In addition to the shrimp and scallops cooked a variety of ways for $7.50 and the aforementioned, lower-priced daily specials, the list of entrees includes whole lobster, lobster tails, and red snapper, plus grouper steaks and snapper fillets, all priced by the pound. On the night we visited, lobster was going for $9.45 per pound, stone crabs for $9.75 per pound.

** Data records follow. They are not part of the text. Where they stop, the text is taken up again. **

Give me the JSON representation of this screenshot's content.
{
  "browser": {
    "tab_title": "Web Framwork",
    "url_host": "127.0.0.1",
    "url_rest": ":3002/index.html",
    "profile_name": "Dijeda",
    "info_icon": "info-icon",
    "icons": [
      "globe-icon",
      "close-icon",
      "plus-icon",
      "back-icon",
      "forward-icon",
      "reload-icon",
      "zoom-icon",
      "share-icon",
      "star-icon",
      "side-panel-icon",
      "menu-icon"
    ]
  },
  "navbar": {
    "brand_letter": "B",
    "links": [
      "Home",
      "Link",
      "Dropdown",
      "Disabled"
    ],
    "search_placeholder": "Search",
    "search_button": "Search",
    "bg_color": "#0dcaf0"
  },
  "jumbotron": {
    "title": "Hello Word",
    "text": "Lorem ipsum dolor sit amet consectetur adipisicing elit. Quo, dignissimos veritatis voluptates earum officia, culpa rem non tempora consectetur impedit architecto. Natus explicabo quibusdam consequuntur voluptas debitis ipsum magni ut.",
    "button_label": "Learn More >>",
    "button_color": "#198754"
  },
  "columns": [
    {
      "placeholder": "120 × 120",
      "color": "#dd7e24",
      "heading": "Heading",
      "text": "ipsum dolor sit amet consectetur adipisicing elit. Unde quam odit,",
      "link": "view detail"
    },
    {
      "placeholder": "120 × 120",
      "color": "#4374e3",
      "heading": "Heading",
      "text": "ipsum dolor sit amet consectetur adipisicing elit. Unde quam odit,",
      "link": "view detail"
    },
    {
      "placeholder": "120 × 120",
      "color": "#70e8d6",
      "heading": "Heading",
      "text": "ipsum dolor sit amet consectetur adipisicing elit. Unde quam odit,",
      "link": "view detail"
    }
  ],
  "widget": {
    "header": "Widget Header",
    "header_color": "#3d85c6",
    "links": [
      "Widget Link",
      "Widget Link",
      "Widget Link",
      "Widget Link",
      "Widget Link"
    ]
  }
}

Because I was so full from the escabeche, I passed up a slew of stone crabs and other formidable crustaceans in favor of a lobster tail. Served in the shell, the tail was cut into four easy-to-pick pieces. That's the good news. The bad news is that it was smothered in a sauce of its own juices fortified with red peppers, and - you guessed it - peas. The tail was perfectly cooked and succulent, but the sauce added little to the taste. I would have preferred simple drawn butter, but then we are in a decade of raising our health and nutrition consciousness. My meal also included a large mound of plain white rice, which was moist and steaming.

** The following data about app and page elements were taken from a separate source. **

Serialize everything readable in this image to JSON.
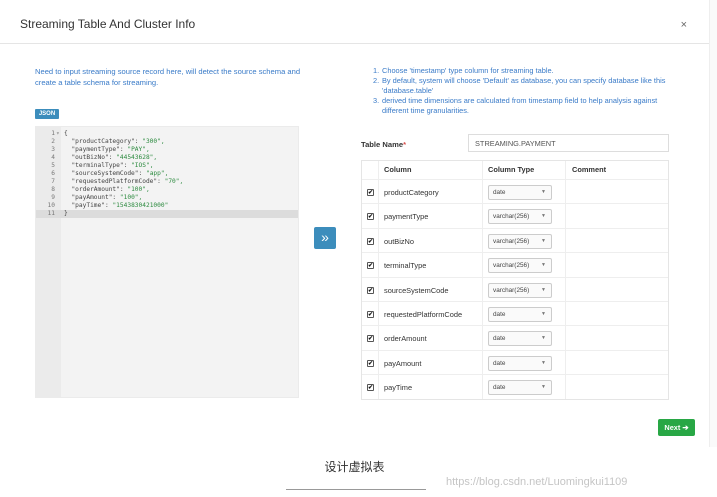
{
  "modal": {
    "title": "Streaming Table And Cluster Info",
    "close_label": "×"
  },
  "left": {
    "hint": "Need to input streaming source record here, will detect the source schema and create a table schema for streaming.",
    "badge": "JSON",
    "code_lines": [
      {
        "n": "1",
        "fold": "▾",
        "text": "{"
      },
      {
        "n": "2",
        "fold": "",
        "key": "  \"productCategory\": ",
        "val": "\"300\","
      },
      {
        "n": "3",
        "fold": "",
        "key": "  \"paymentType\": ",
        "val": "\"PAY\","
      },
      {
        "n": "4",
        "fold": "",
        "key": "  \"outBizNo\": ",
        "val": "\"44543628\","
      },
      {
        "n": "5",
        "fold": "",
        "key": "  \"terminalType\": ",
        "val": "\"IOS\","
      },
      {
        "n": "6",
        "fold": "",
        "key": "  \"sourceSystemCode\": ",
        "val": "\"app\","
      },
      {
        "n": "7",
        "fold": "",
        "key": "  \"requestedPlatformCode\": ",
        "val": "\"70\","
      },
      {
        "n": "8",
        "fold": "",
        "key": "  \"orderAmount\": ",
        "val": "\"100\","
      },
      {
        "n": "9",
        "fold": "",
        "key": "  \"payAmount\": ",
        "val": "\"100\","
      },
      {
        "n": "10",
        "fold": "",
        "key": "  \"payTime\": ",
        "val": "\"1543830421000\""
      },
      {
        "n": "11",
        "fold": "",
        "text": "}"
      }
    ]
  },
  "transfer_button": "»",
  "right": {
    "hints": [
      {
        "num": "1.",
        "text": "Choose 'timestamp' type column for streaming table."
      },
      {
        "num": "2.",
        "text": "By default, system will choose 'Default' as database, you can specify database like this 'database.table'"
      },
      {
        "num": "3.",
        "text": "derived time dimensions are calculated from timestamp field to help analysis against different time granularities."
      }
    ],
    "table_name_label": "Table Name",
    "required_mark": "*",
    "table_name_value": "STREAMING.PAYMENT",
    "columns_header": {
      "column": "Column",
      "type": "Column Type",
      "comment": "Comment"
    },
    "rows": [
      {
        "name": "productCategory",
        "type": "date",
        "checked": "✔"
      },
      {
        "name": "paymentType",
        "type": "varchar(256)",
        "checked": "✔"
      },
      {
        "name": "outBizNo",
        "type": "varchar(256)",
        "checked": "✔"
      },
      {
        "name": "terminalType",
        "type": "varchar(256)",
        "checked": "✔"
      },
      {
        "name": "sourceSystemCode",
        "type": "varchar(256)",
        "checked": "✔"
      },
      {
        "name": "requestedPlatformCode",
        "type": "date",
        "checked": "✔"
      },
      {
        "name": "orderAmount",
        "type": "date",
        "checked": "✔"
      },
      {
        "name": "payAmount",
        "type": "date",
        "checked": "✔"
      },
      {
        "name": "payTime",
        "type": "date",
        "checked": "✔"
      }
    ],
    "caret": "▼"
  },
  "next_button": "Next ➔",
  "caption": "设计虚拟表",
  "watermark": "https://blog.csdn.net/Luomingkui1109"
}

As for my dining companion's harina con jaiba, he scraped the bowl clean. In fact, he announced that at $2.99 - that's no typo, the restaurant offers two to three specials daily at less than $5.95 - the meal was one of the best and most filling he's had anywhere. His selection was presented in a large soup bowl brimming with a thick, cornmeal mush studded with chunks of crab and one claw sticking up in the center. The mush was less grainy than its American cousin, and whole-kernel corn had been mixed into the meal. I found the dish to be on the bland side, but my dining companion - who has conquered a salt-and-seasoning addiction while I have not - found it delightful, a homey, belly-warming concoction perfect for a chilly evening. (Specials usually revolve around seafood-and-rice dishes, but a couple of the more ambitious specials are Wednesday's arroz con calamares, squid with rice, which costs $2.99, and paella, a Sunday special at $5.95.)
Beer and wine are available, and the fact that a restaurant so modest in looks and menu has a wine list was a pleasant surprise. And the list contains more than just sangria and Riunite (although both are offered, for $11 per liter and $10 per bottle, respectively), but also a thoughtful selection ranging from liebfraumilch from Germany ($12) to Chablis vintages from France ($24) to Pouilly Fuisse ($34).

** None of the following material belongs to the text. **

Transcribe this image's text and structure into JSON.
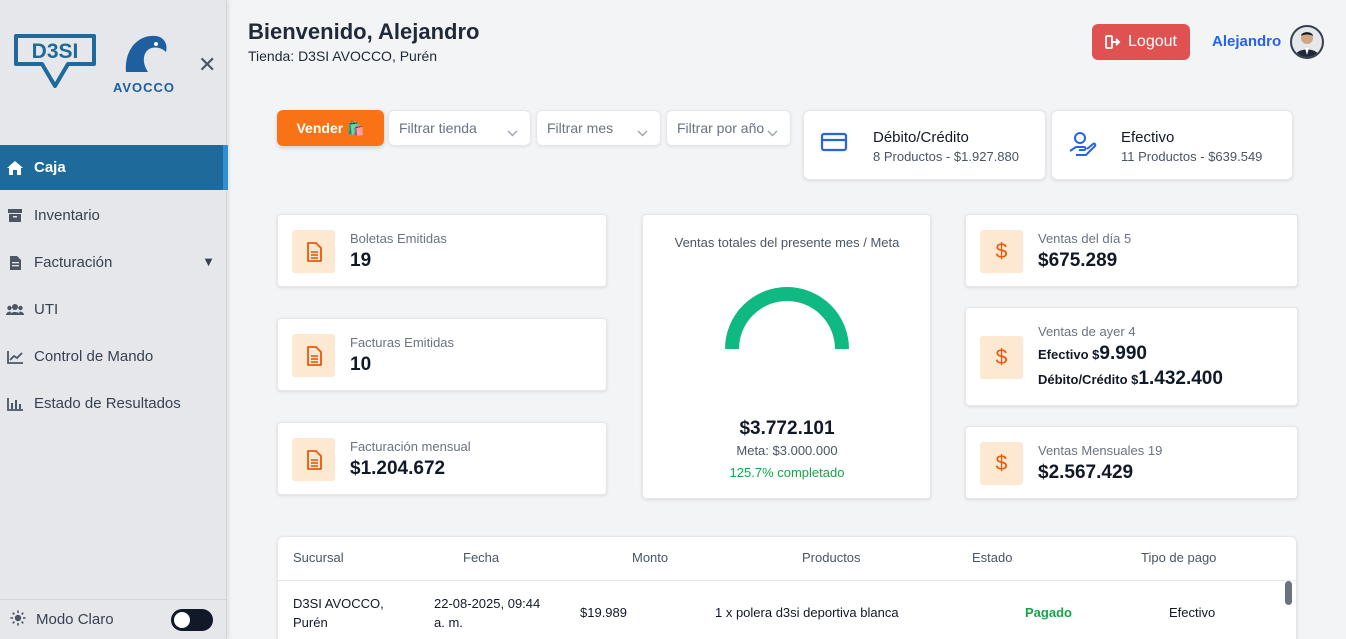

For dessert, we shared a rich, perfect flan, a bargain at $1.25 that would go for three times the price in more chichi surroundings. Rice pudding (75 cents), bread pudding ($1.25), and natilla (custard pudding) (75 cents) are also on the menu.
As we were leaving the restaurant, we noticed its slogan: "Nosotros nos especializamos en mariscos": We specialize in seafood. We admired the straightforwardness of that motto, but it's much too humble. Bahama's also specializes in fine preparation, friendly service, and ultra-reasonable prices in a time when the "family restaurant" - and all that term entails - is an endangered species.
BAHAMA'S FISH MARKET & RESTAURANT
7200 SW 8th St, 264-1448. Hours: Monday - Saturday from 9:00 a.m. to 10:00 p.m. and Sunday from 11:00 a.m. to 9:00 p.m.